→ **About this exercise**
Output each entry verbatim and exclude every picture from it.

→ **Source material**
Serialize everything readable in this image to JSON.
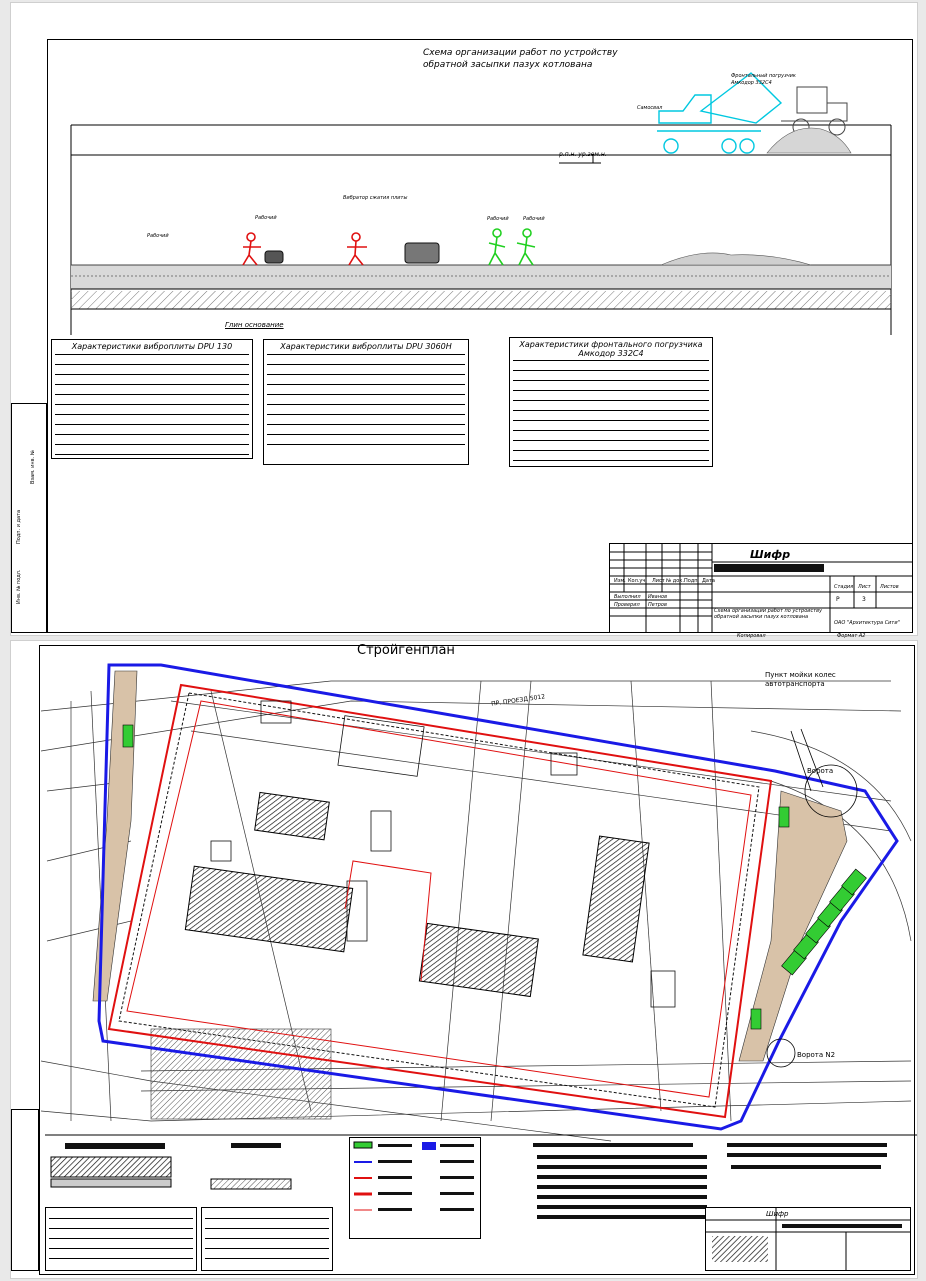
{
  "sheet1": {
    "title": "Схема организации работ по устройству обратной засыпки пазух котлована",
    "level_mark": "р.п.н. ур.зем.н.",
    "base_label": "Глин основание",
    "vehicle_labels": {
      "dump_truck": "Самосвал",
      "loader": "Фронтальный погрузчик Амкодор 332С4"
    },
    "worker_labels": [
      "Вибратор сжатия плиты",
      "Рабочий",
      "Рабочий",
      "Рабочий",
      "Рабочий"
    ],
    "tables": [
      {
        "title": "Характеристики виброплиты DPU 130"
      },
      {
        "title": "Характеристики виброплиты DPU 3060H"
      },
      {
        "title": "Характеристики фронтального погрузчика Амкодор 332С4"
      }
    ],
    "title_block": {
      "cipher": "Шифр",
      "row_labels": [
        "Изм.",
        "Кол.уч.",
        "Лист",
        "№ док.",
        "Подп.",
        "Дата"
      ],
      "people": [
        {
          "role": "Выполнил",
          "name": "Иванов"
        },
        {
          "role": "Проверил",
          "name": "Петров"
        }
      ],
      "drawing_name": "Схема организации работ по устройству обратной засыпки пазух котлована",
      "stage_head": [
        "Стадия",
        "Лист",
        "Листов"
      ],
      "stage_values": [
        "Р",
        "3",
        ""
      ],
      "org": "ОАО \"Архитектура Сити\"",
      "footer": {
        "copied": "Копировал",
        "format": "Формат А2"
      }
    },
    "side_stamp_labels": [
      "Взам. инв. №",
      "Подп. и дата",
      "Инв. № подл."
    ]
  },
  "sheet2": {
    "title": "Стройгенплан",
    "labels": {
      "wheel_wash": "Пункт мойки колес автотранспорта",
      "gate1": "Ворота",
      "gate2": "Ворота N2",
      "street": "ПР. ПРОЕЗД 5012"
    },
    "title_block": {
      "cipher": "Шифр"
    }
  },
  "colors": {
    "fence_blue": "#1a1ae6",
    "fence_red": "#e01010",
    "cyan_equipment": "#00c8e0",
    "workers_red": "#e01010",
    "workers_green": "#20d020",
    "buildings_green": "#33cc33",
    "pad_tan": "#d8c2a8"
  },
  "icons": [
    "dump-truck-icon",
    "loader-icon",
    "worker-icon",
    "compactor-icon",
    "crane-icon"
  ]
}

→ **Answer space**
Serialize everything readable in this image to JSON.
{
  "sheet1": {
    "title": "Схема организации работ по устройству обратной засыпки пазух котлована",
    "level_mark": "р.п.н. ур.зем.н.",
    "base_label": "Глин основание",
    "vehicle_labels": {
      "dump_truck": "Самосвал",
      "loader": "Фронтальный погрузчик Амкодор 332С4"
    },
    "worker_labels": [
      "Вибратор сжатия плиты",
      "Рабочий",
      "Рабочий",
      "Рабочий",
      "Рабочий"
    ],
    "tables": [
      {
        "title": "Характеристики виброплиты DPU 130"
      },
      {
        "title": "Характеристики виброплиты DPU 3060H"
      },
      {
        "title": "Характеристики фронтального погрузчика Амкодор 332С4"
      }
    ],
    "title_block": {
      "cipher": "Шифр",
      "row_labels": [
        "Изм.",
        "Кол.уч.",
        "Лист",
        "№ док.",
        "Подп.",
        "Дата"
      ],
      "people": [
        {
          "role": "Выполнил",
          "name": "Иванов"
        },
        {
          "role": "Проверил",
          "name": "Петров"
        }
      ],
      "drawing_name": "Схема организации работ по устройству обратной засыпки пазух котлована",
      "stage_head": [
        "Стадия",
        "Лист",
        "Листов"
      ],
      "stage_values": [
        "Р",
        "3",
        ""
      ],
      "org": "ОАО \"Архитектура Сити\"",
      "footer": {
        "copied": "Копировал",
        "format": "Формат А2"
      }
    },
    "side_stamp_labels": [
      "Взам. инв. №",
      "Подп. и дата",
      "Инв. № подл."
    ]
  },
  "sheet2": {
    "title": "Стройгенплан",
    "labels": {
      "wheel_wash": "Пункт мойки колес автотранспорта",
      "gate1": "Ворота",
      "gate2": "Ворота N2",
      "street": "ПР. ПРОЕЗД 5012"
    },
    "title_block": {
      "cipher": "Шифр"
    }
  },
  "colors": {
    "fence_blue": "#1a1ae6",
    "fence_red": "#e01010",
    "cyan_equipment": "#00c8e0",
    "workers_red": "#e01010",
    "workers_green": "#20d020",
    "buildings_green": "#33cc33",
    "pad_tan": "#d8c2a8"
  },
  "icons": [
    "dump-truck-icon",
    "loader-icon",
    "worker-icon",
    "compactor-icon",
    "crane-icon"
  ]
}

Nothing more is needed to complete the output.